## SOURCE MATERIAL
- - -

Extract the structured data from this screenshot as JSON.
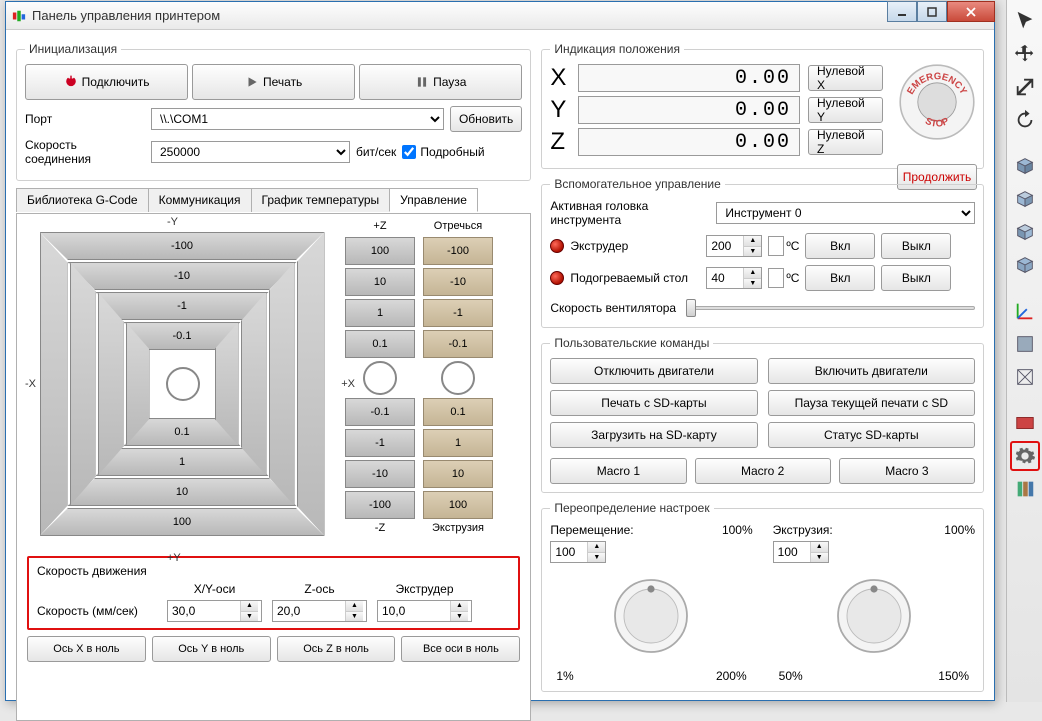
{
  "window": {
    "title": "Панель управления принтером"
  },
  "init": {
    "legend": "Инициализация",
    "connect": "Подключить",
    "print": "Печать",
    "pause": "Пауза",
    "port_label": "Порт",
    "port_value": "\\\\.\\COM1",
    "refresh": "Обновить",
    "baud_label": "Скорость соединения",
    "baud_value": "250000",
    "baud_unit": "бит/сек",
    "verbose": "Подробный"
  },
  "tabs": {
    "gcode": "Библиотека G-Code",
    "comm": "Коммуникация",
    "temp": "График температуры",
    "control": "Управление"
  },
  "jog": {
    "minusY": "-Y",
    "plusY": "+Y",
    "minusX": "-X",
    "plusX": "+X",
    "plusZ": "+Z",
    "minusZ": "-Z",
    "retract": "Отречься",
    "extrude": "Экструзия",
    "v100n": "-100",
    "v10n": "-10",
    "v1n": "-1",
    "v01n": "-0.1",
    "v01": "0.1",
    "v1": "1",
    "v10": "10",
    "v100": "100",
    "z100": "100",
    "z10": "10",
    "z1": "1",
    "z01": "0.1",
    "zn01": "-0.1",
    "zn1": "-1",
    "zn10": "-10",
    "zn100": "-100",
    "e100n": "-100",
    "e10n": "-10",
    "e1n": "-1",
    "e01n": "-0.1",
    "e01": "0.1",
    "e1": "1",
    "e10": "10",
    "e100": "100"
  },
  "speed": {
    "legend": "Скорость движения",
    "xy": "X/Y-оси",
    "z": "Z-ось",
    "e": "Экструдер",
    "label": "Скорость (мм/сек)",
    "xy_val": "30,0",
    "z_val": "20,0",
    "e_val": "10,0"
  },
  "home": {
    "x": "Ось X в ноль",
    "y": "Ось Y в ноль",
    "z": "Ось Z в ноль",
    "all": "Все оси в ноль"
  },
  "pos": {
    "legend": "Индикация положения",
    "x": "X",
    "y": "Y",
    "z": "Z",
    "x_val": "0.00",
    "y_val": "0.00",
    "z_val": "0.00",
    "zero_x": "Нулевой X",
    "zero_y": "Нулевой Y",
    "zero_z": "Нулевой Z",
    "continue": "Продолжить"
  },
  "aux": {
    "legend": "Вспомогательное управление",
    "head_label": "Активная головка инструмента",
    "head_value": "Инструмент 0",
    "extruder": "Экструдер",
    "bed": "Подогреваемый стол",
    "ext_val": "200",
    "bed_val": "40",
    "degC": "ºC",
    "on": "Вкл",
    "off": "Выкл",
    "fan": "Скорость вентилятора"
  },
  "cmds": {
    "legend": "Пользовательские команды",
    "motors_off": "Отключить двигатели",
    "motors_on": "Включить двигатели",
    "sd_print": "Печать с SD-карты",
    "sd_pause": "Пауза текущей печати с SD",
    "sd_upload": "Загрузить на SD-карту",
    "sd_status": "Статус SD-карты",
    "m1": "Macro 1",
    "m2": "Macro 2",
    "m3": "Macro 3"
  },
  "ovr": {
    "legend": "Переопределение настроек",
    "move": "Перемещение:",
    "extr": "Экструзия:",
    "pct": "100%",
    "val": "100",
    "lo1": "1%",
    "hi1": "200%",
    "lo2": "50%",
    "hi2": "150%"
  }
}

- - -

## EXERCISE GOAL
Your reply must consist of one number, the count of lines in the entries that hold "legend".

## REPLY
6